Element data from apps and pages
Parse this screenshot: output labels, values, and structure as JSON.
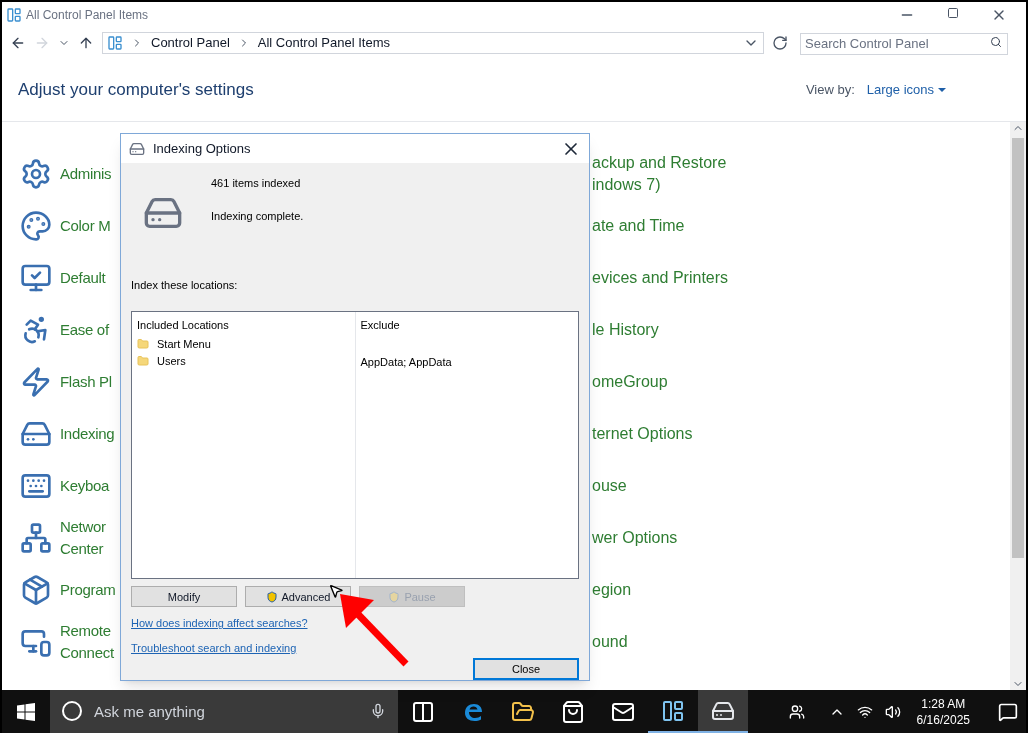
{
  "window": {
    "title": "All Control Panel Items"
  },
  "address_bar": {
    "path": [
      "Control Panel",
      "All Control Panel Items"
    ]
  },
  "search": {
    "placeholder": "Search Control Panel"
  },
  "heading": "Adjust your computer's settings",
  "view_by": {
    "label": "View by:",
    "value": "Large icons"
  },
  "items_left": [
    {
      "lines": [
        "Adminis"
      ]
    },
    {
      "lines": [
        "Color M"
      ]
    },
    {
      "lines": [
        "Default"
      ]
    },
    {
      "lines": [
        "Ease of"
      ]
    },
    {
      "lines": [
        "Flash Pl"
      ]
    },
    {
      "lines": [
        "Indexing"
      ]
    },
    {
      "lines": [
        "Keyboa"
      ]
    },
    {
      "lines": [
        "Networ",
        "Center"
      ]
    },
    {
      "lines": [
        "Program"
      ]
    },
    {
      "lines": [
        "Remote",
        "Connect"
      ]
    }
  ],
  "items_right": [
    {
      "lines": [
        "ackup and Restore",
        "indows 7)"
      ]
    },
    {
      "lines": [
        "ate and Time"
      ]
    },
    {
      "lines": [
        "evices and Printers"
      ]
    },
    {
      "lines": [
        "le History"
      ]
    },
    {
      "lines": [
        "omeGroup"
      ]
    },
    {
      "lines": [
        "ternet Options"
      ]
    },
    {
      "lines": [
        "ouse"
      ]
    },
    {
      "lines": [
        "wer Options"
      ]
    },
    {
      "lines": [
        "egion"
      ]
    },
    {
      "lines": [
        "ound"
      ]
    }
  ],
  "dialog": {
    "title": "Indexing Options",
    "count": "461 items indexed",
    "status": "Indexing complete.",
    "locations_label": "Index these locations:",
    "columns": [
      "Included Locations",
      "Exclude"
    ],
    "rows": [
      {
        "location": "Start Menu"
      },
      {
        "location": "Users",
        "exclude": "AppData; AppData"
      }
    ],
    "buttons": [
      {
        "label": "Modify",
        "shield": false,
        "disabled": false
      },
      {
        "label": "Advanced",
        "shield": true,
        "disabled": false
      },
      {
        "label": "Pause",
        "shield": true,
        "disabled": true
      }
    ],
    "links": [
      "How does indexing affect searches?",
      "Troubleshoot search and indexing"
    ],
    "close_button": {
      "label": "Close",
      "default": true
    }
  },
  "taskbar": {
    "search_placeholder": "Ask me anything",
    "time": "1:28 AM",
    "date": "6/16/2025",
    "apps": [
      {
        "selected": false
      },
      {
        "selected": false
      },
      {
        "selected": false
      },
      {
        "selected": false
      },
      {
        "selected": false
      },
      {
        "selected": true
      },
      {
        "selected": true
      }
    ]
  }
}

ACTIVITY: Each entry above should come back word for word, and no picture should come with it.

REPLY TO THE EXERCISE:
Parse this screenshot: output labels, values, and structure as JSON.
{
  "window": {
    "title": "All Control Panel Items"
  },
  "address_bar": {
    "path": [
      "Control Panel",
      "All Control Panel Items"
    ]
  },
  "search": {
    "placeholder": "Search Control Panel"
  },
  "heading": "Adjust your computer's settings",
  "view_by": {
    "label": "View by:",
    "value": "Large icons"
  },
  "items_left": [
    {
      "lines": [
        "Adminis"
      ]
    },
    {
      "lines": [
        "Color M"
      ]
    },
    {
      "lines": [
        "Default"
      ]
    },
    {
      "lines": [
        "Ease of"
      ]
    },
    {
      "lines": [
        "Flash Pl"
      ]
    },
    {
      "lines": [
        "Indexing"
      ]
    },
    {
      "lines": [
        "Keyboa"
      ]
    },
    {
      "lines": [
        "Networ",
        "Center"
      ]
    },
    {
      "lines": [
        "Program"
      ]
    },
    {
      "lines": [
        "Remote",
        "Connect"
      ]
    }
  ],
  "items_right": [
    {
      "lines": [
        "ackup and Restore",
        "indows 7)"
      ]
    },
    {
      "lines": [
        "ate and Time"
      ]
    },
    {
      "lines": [
        "evices and Printers"
      ]
    },
    {
      "lines": [
        "le History"
      ]
    },
    {
      "lines": [
        "omeGroup"
      ]
    },
    {
      "lines": [
        "ternet Options"
      ]
    },
    {
      "lines": [
        "ouse"
      ]
    },
    {
      "lines": [
        "wer Options"
      ]
    },
    {
      "lines": [
        "egion"
      ]
    },
    {
      "lines": [
        "ound"
      ]
    }
  ],
  "dialog": {
    "title": "Indexing Options",
    "count": "461 items indexed",
    "status": "Indexing complete.",
    "locations_label": "Index these locations:",
    "columns": [
      "Included Locations",
      "Exclude"
    ],
    "rows": [
      {
        "location": "Start Menu"
      },
      {
        "location": "Users",
        "exclude": "AppData; AppData"
      }
    ],
    "buttons": [
      {
        "label": "Modify",
        "shield": false,
        "disabled": false
      },
      {
        "label": "Advanced",
        "shield": true,
        "disabled": false
      },
      {
        "label": "Pause",
        "shield": true,
        "disabled": true
      }
    ],
    "links": [
      "How does indexing affect searches?",
      "Troubleshoot search and indexing"
    ],
    "close_button": {
      "label": "Close",
      "default": true
    }
  },
  "taskbar": {
    "search_placeholder": "Ask me anything",
    "time": "1:28 AM",
    "date": "6/16/2025",
    "apps": [
      {
        "selected": false
      },
      {
        "selected": false
      },
      {
        "selected": false
      },
      {
        "selected": false
      },
      {
        "selected": false
      },
      {
        "selected": true
      },
      {
        "selected": true
      }
    ]
  }
}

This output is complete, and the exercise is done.